**What this task involves**
Every line that contains the word "displayed" is to be copied from the listing.
☆ ☆ ☆ ☆
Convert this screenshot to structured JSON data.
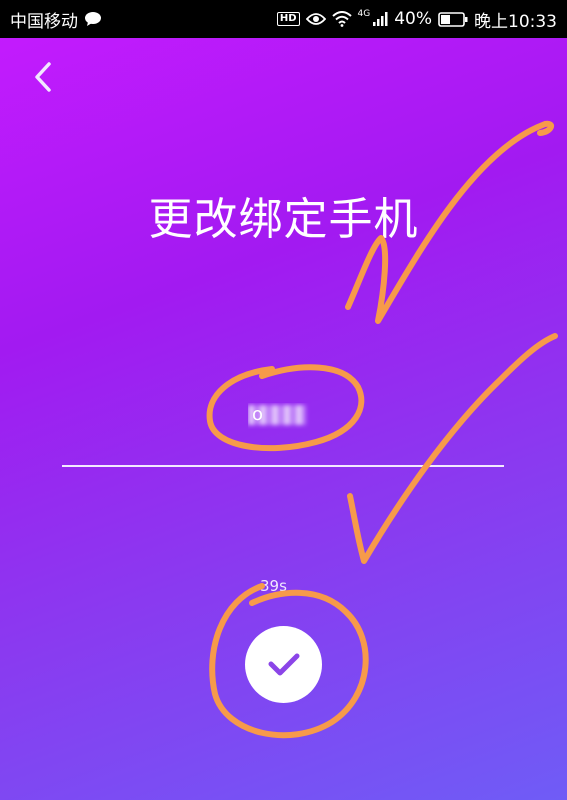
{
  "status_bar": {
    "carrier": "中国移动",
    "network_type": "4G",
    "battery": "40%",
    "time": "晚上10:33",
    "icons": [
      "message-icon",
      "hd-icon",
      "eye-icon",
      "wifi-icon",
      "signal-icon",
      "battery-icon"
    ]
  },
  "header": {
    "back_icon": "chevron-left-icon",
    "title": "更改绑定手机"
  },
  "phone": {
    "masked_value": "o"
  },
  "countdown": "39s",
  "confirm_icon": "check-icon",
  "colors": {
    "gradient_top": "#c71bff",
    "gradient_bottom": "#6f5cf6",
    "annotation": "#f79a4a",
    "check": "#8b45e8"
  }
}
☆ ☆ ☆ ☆
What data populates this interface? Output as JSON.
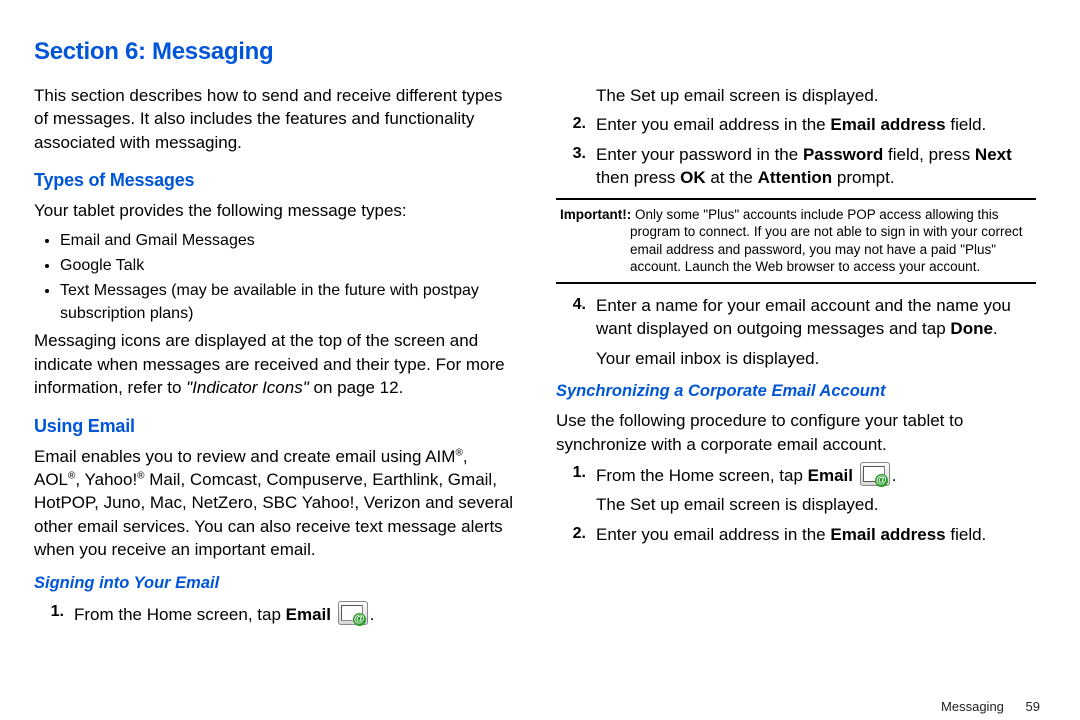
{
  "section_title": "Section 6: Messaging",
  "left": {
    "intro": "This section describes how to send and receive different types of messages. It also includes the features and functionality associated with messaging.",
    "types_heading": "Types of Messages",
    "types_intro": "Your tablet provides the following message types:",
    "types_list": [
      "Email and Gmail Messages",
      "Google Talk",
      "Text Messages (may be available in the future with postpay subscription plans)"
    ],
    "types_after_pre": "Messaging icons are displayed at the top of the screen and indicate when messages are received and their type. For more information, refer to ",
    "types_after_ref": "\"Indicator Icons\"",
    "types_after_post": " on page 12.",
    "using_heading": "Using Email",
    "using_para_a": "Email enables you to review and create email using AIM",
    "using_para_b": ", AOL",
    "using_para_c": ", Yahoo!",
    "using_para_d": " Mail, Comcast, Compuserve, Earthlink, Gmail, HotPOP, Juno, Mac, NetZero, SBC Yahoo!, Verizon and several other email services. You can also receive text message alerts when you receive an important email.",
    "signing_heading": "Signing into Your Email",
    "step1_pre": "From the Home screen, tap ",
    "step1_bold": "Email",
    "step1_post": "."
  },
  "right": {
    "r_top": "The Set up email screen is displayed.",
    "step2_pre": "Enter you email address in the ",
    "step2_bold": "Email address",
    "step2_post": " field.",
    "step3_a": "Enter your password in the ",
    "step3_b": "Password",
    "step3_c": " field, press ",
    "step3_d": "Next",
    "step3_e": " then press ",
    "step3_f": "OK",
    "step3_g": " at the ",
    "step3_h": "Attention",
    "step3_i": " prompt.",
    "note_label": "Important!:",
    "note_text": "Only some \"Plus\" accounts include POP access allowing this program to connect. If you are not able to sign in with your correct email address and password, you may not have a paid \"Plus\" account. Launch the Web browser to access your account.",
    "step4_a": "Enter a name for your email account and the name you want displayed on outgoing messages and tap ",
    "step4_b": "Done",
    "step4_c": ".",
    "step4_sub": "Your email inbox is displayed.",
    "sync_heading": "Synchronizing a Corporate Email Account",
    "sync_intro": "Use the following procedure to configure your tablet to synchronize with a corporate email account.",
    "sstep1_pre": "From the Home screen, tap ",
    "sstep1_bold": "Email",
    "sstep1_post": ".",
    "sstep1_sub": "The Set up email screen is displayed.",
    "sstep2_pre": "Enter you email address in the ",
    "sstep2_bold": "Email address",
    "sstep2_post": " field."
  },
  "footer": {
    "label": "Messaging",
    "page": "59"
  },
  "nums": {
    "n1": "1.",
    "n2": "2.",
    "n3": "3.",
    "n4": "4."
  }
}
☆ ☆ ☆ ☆
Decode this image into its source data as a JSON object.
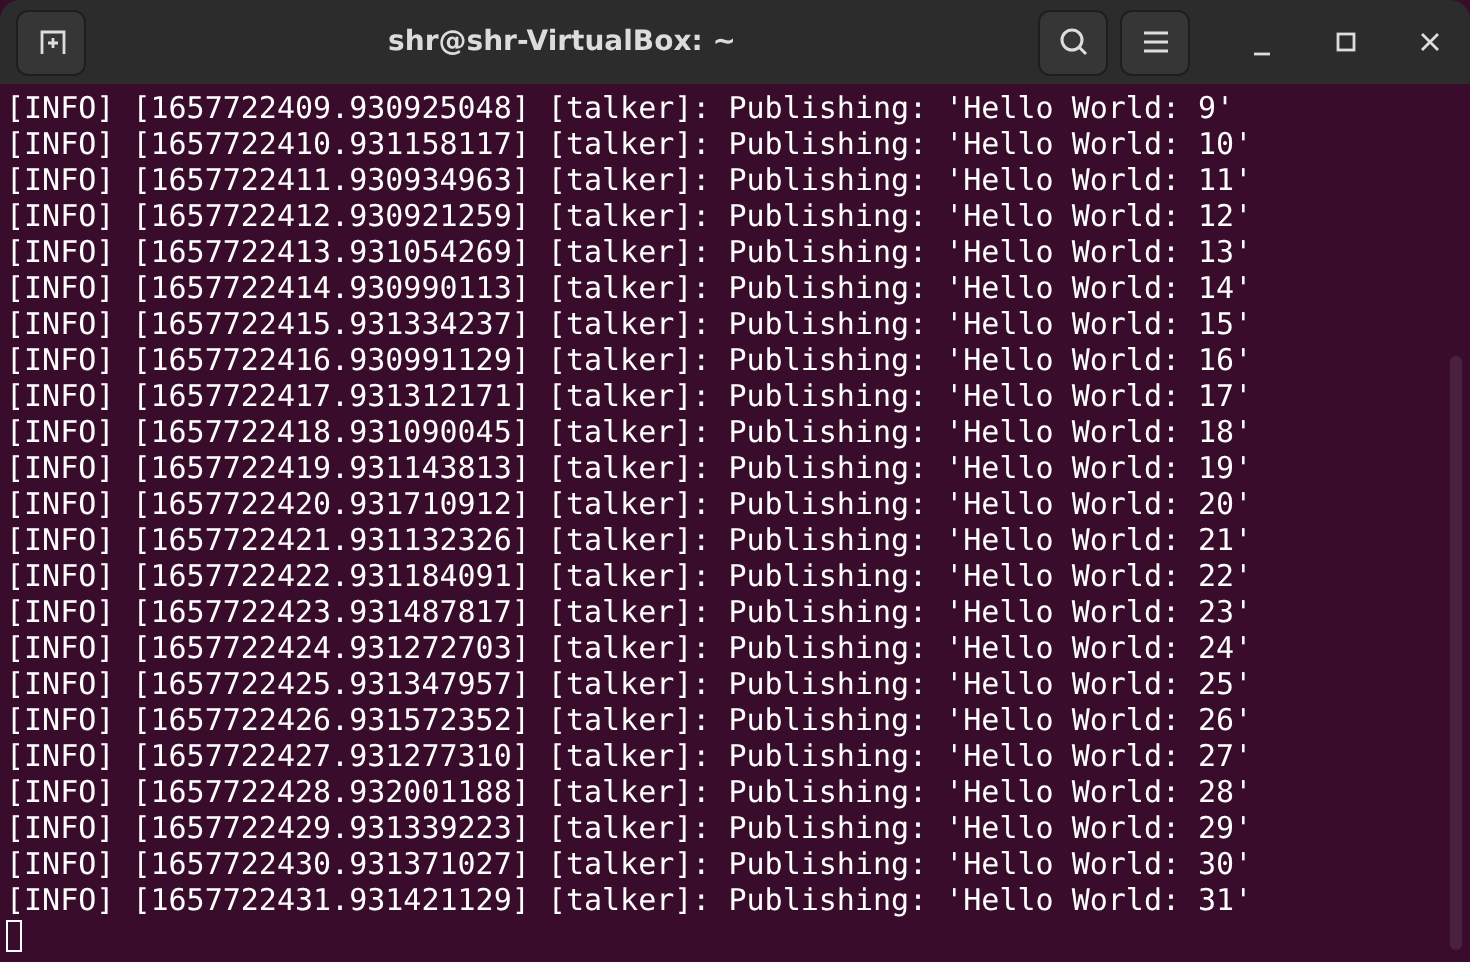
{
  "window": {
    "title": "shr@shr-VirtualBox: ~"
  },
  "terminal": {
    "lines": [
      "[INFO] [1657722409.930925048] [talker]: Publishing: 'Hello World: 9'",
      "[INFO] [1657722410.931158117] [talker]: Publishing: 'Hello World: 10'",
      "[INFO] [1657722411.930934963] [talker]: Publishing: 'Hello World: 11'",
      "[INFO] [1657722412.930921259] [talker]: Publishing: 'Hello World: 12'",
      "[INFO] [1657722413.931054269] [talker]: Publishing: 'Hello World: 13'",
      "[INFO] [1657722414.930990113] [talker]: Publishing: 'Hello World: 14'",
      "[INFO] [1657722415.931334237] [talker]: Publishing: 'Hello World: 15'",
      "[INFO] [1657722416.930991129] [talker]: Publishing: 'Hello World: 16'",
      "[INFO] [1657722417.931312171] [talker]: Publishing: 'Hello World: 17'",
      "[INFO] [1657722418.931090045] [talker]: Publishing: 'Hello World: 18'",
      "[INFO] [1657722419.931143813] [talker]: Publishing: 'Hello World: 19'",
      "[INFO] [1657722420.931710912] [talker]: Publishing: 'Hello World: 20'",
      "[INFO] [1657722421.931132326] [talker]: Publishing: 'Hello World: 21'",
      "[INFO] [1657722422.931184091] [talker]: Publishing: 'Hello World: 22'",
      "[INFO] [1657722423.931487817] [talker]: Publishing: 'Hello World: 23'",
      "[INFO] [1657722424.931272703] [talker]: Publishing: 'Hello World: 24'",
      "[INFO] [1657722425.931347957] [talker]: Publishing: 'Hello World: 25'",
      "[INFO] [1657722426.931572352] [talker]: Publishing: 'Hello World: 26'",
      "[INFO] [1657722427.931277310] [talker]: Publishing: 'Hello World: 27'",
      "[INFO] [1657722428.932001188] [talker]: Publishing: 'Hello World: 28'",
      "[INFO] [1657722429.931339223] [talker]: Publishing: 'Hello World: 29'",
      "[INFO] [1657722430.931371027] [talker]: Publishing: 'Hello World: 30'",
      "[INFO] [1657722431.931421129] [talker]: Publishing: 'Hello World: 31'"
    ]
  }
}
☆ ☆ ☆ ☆
**Reply to the exercise**
    "types_after_pre": "Messaging icons are displayed at the top of the screen and indicate when messages are received and their type. For more information, refer to ",
    "r_top": "The Set up email screen is displayed.",
    "step4_a": "Enter a name for your email account and the name you want displayed on outgoing messages and tap ",
    "step4_sub": "Your email inbox is displayed.",
    "sstep1_sub": "The Set up email screen is displayed.",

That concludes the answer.